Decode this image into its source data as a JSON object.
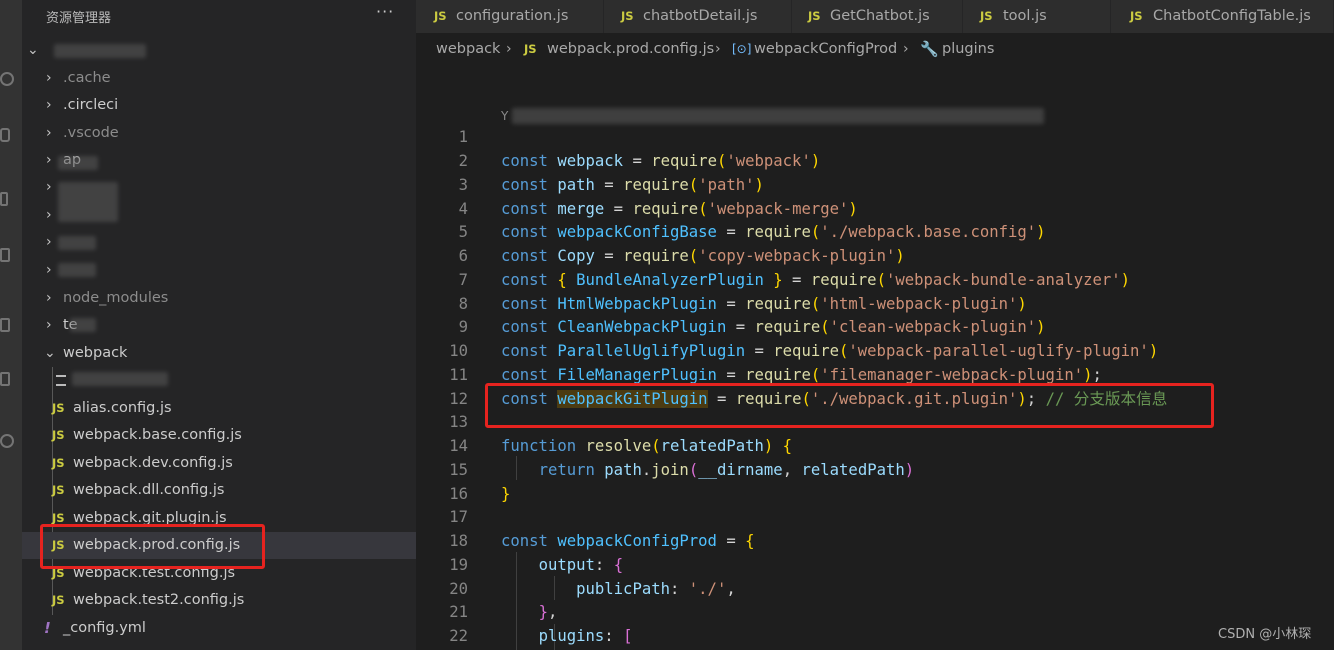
{
  "explorer": {
    "title": "资源管理器",
    "more": "···",
    "tree": [
      {
        "label": "",
        "expanded": true
      },
      {
        "label": ".cache"
      },
      {
        "label": ".circleci"
      },
      {
        "label": ".vscode"
      },
      {
        "label": "ap"
      },
      {
        "label": ""
      },
      {
        "label": ""
      },
      {
        "label": ""
      },
      {
        "label": ""
      },
      {
        "label": "node_modules"
      },
      {
        "label": "te"
      },
      {
        "label": "webpack",
        "expanded": true
      },
      {
        "label": ""
      },
      {
        "label": "alias.config.js"
      },
      {
        "label": "webpack.base.config.js"
      },
      {
        "label": "webpack.dev.config.js"
      },
      {
        "label": "webpack.dll.config.js"
      },
      {
        "label": "webpack.git.plugin.js"
      },
      {
        "label": "webpack.prod.config.js",
        "selected": true
      },
      {
        "label": "webpack.test.config.js"
      },
      {
        "label": "webpack.test2.config.js"
      },
      {
        "label": "_config.yml"
      }
    ]
  },
  "tabs": [
    {
      "label": "configuration.js"
    },
    {
      "label": "chatbotDetail.js"
    },
    {
      "label": "GetChatbot.js"
    },
    {
      "label": "tool.js"
    },
    {
      "label": "ChatbotConfigTable.js"
    }
  ],
  "badge_js": "JS",
  "badge_yml": "!",
  "breadcrumb": {
    "folder": "webpack",
    "file": "webpack.prod.config.js",
    "symbol1": "webpackConfigProd",
    "symbol2": "plugins",
    "sep": "›"
  },
  "editor": {
    "codelens": "Y",
    "lines": [
      {
        "n": "1"
      },
      {
        "n": "2"
      },
      {
        "n": "3"
      },
      {
        "n": "4"
      },
      {
        "n": "5"
      },
      {
        "n": "6"
      },
      {
        "n": "7"
      },
      {
        "n": "8"
      },
      {
        "n": "9"
      },
      {
        "n": "10"
      },
      {
        "n": "11"
      },
      {
        "n": "12"
      },
      {
        "n": "13"
      },
      {
        "n": "14"
      },
      {
        "n": "15"
      },
      {
        "n": "16"
      },
      {
        "n": "17"
      },
      {
        "n": "18"
      },
      {
        "n": "19"
      },
      {
        "n": "20"
      },
      {
        "n": "21"
      },
      {
        "n": "22"
      }
    ],
    "t": {
      "const": "const",
      "function": "function",
      "return": "return",
      "require": "require",
      "webpack": "webpack",
      "path": "path",
      "merge": "merge",
      "webpackConfigBase": "webpackConfigBase",
      "Copy": "Copy",
      "BundleAnalyzerPlugin": "BundleAnalyzerPlugin",
      "HtmlWebpackPlugin": "HtmlWebpackPlugin",
      "CleanWebpackPlugin": "CleanWebpackPlugin",
      "ParallelUglifyPlugin": "ParallelUglifyPlugin",
      "FileManagerPlugin": "FileManagerPlugin",
      "webpackGitPlugin": "webpackGitPlugin",
      "s_webpack": "'webpack'",
      "s_path": "'path'",
      "s_merge": "'webpack-merge'",
      "s_base": "'./webpack.base.config'",
      "s_copy": "'copy-webpack-plugin'",
      "s_bundle": "'webpack-bundle-analyzer'",
      "s_html": "'html-webpack-plugin'",
      "s_clean": "'clean-webpack-plugin'",
      "s_parallel": "'webpack-parallel-uglify-plugin'",
      "s_filemanager": "'filemanager-webpack-plugin'",
      "s_git": "'./webpack.git.plugin'",
      "comment": "// 分支版本信息",
      "resolve": "resolve",
      "relatedPath": "relatedPath",
      "join": "join",
      "dirname": "__dirname",
      "webpackConfigProd": "webpackConfigProd",
      "output": "output",
      "publicPath": "publicPath",
      "s_dot": "'./'",
      "plugins": "plugins"
    }
  },
  "watermark": "CSDN @小林琛"
}
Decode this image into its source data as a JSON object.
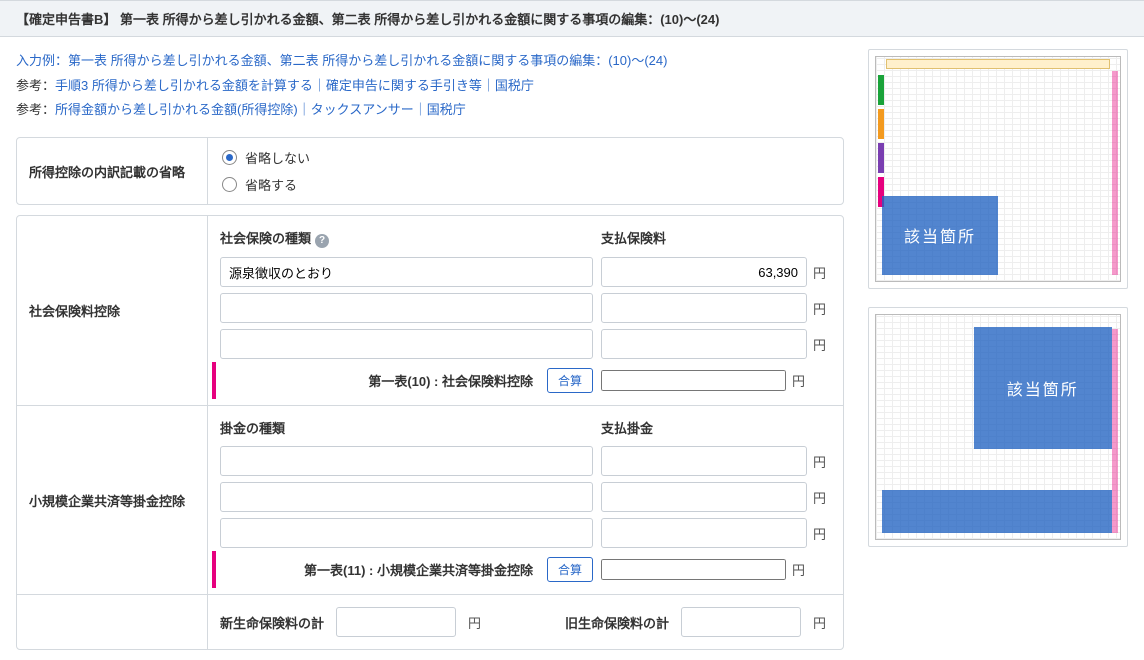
{
  "header": {
    "title": "【確定申告書B】 第一表 所得から差し引かれる金額、第二表 所得から差し引かれる金額に関する事項の編集：(10)〜(24)"
  },
  "links": {
    "example": "入力例：第一表 所得から差し引かれる金額、第二表 所得から差し引かれる金額に関する事項の編集：(10)〜(24)",
    "ref_prefix": "参考：",
    "ref1": "手順3 所得から差し引かれる金額を計算する｜確定申告に関する手引き等｜国税庁",
    "ref2": "所得金額から差し引かれる金額(所得控除)｜タックスアンサー｜国税庁"
  },
  "omit": {
    "label": "所得控除の内訳記載の省略",
    "opt_no": "省略しない",
    "opt_yes": "省略する",
    "selected": "no"
  },
  "yen": "円",
  "sum_btn": "合算",
  "social": {
    "section_label": "社会保険料控除",
    "type_head": "社会保険の種類",
    "amount_head": "支払保険料",
    "rows": [
      {
        "type": "源泉徴収のとおり",
        "amount": "63,390"
      },
      {
        "type": "",
        "amount": ""
      },
      {
        "type": "",
        "amount": ""
      }
    ],
    "total_label": "第一表(10) : 社会保険料控除",
    "total_value": ""
  },
  "sme": {
    "section_label": "小規模企業共済等掛金控除",
    "type_head": "掛金の種類",
    "amount_head": "支払掛金",
    "rows": [
      {
        "type": "",
        "amount": ""
      },
      {
        "type": "",
        "amount": ""
      },
      {
        "type": "",
        "amount": ""
      }
    ],
    "total_label": "第一表(11) : 小規模企業共済等掛金控除",
    "total_value": ""
  },
  "life": {
    "new_label": "新生命保険料の計",
    "new_value": "",
    "old_label": "旧生命保険料の計",
    "old_value": ""
  },
  "thumb_label": "該当箇所"
}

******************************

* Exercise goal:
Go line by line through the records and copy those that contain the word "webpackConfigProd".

* Exercise response:
    "symbol1": "webpackConfigProd",
      "webpackConfigProd": "webpackConfigProd",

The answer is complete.